- **Records for processing**:
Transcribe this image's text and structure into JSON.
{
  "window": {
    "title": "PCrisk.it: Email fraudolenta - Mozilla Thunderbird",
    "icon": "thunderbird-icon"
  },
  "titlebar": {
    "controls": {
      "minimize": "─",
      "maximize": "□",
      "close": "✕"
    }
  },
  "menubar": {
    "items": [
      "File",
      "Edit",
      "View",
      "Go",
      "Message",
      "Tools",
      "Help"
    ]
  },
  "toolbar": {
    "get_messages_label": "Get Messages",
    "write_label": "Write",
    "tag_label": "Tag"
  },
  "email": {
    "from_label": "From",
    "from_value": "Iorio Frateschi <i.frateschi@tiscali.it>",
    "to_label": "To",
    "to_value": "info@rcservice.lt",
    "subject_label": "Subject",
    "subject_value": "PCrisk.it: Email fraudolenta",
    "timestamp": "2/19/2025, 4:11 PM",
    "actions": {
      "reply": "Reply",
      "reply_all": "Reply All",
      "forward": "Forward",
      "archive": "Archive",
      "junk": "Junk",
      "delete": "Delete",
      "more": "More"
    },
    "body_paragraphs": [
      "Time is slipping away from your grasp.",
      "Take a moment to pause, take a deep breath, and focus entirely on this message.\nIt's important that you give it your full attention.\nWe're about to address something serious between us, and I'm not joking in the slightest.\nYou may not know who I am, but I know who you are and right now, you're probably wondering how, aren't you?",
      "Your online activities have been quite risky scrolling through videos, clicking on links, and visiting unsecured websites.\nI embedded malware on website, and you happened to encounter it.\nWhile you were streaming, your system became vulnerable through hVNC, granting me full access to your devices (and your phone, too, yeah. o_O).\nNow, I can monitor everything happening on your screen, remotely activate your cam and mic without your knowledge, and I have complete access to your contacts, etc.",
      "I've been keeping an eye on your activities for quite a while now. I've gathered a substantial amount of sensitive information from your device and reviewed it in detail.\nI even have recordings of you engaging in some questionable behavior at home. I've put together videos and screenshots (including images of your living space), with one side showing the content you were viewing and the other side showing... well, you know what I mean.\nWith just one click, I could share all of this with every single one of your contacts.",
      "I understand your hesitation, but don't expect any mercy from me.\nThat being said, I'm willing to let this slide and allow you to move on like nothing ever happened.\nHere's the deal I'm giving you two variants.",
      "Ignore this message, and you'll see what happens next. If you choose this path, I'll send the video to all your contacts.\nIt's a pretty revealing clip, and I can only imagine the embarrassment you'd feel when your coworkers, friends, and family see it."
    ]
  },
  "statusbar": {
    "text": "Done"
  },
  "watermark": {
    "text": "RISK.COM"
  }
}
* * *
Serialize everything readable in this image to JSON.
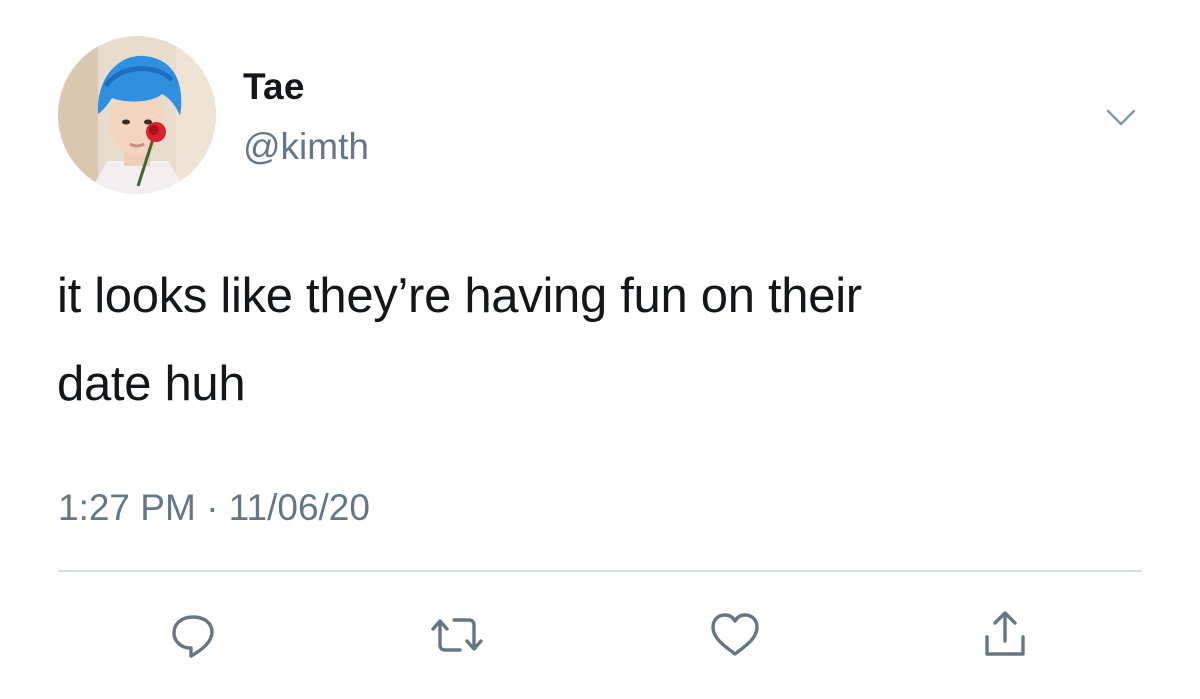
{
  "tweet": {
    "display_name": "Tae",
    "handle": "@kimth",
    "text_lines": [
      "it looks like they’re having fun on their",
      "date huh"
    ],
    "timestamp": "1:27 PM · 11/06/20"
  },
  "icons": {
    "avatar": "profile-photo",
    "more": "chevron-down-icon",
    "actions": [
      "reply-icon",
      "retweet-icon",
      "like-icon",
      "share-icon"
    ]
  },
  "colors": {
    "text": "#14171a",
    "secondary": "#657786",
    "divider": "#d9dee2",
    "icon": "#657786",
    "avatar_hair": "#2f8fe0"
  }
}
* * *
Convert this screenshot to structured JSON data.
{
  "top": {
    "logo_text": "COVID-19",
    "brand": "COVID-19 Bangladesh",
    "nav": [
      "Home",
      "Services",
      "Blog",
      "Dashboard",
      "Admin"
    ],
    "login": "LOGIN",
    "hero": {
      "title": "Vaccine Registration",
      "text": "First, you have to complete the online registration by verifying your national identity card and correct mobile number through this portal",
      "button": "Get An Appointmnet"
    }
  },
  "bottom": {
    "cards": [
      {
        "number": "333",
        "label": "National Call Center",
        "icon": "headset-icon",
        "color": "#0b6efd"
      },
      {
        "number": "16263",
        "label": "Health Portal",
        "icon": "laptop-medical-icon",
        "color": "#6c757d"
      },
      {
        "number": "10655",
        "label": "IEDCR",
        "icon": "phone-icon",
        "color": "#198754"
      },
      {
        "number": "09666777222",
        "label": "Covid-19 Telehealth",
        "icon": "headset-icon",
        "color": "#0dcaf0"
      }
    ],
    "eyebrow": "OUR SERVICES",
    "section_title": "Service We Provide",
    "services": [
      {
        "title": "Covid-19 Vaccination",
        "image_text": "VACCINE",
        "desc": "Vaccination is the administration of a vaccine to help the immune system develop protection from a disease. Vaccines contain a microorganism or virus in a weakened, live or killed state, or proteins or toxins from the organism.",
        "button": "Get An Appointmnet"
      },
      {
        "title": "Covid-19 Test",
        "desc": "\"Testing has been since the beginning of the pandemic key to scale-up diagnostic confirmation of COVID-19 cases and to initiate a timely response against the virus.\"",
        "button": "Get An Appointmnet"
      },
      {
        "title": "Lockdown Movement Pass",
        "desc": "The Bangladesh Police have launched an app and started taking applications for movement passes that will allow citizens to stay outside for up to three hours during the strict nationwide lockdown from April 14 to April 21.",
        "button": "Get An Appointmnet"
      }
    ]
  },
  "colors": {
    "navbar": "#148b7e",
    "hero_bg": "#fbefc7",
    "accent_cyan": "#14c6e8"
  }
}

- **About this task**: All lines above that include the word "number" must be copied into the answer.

- **Solution for this task**:
      "text": "First, you have to complete the online registration by verifying your national identity card and correct mobile number through this portal",
        "number": "333",
        "number": "16263",
        "number": "10655",
        "number": "09666777222",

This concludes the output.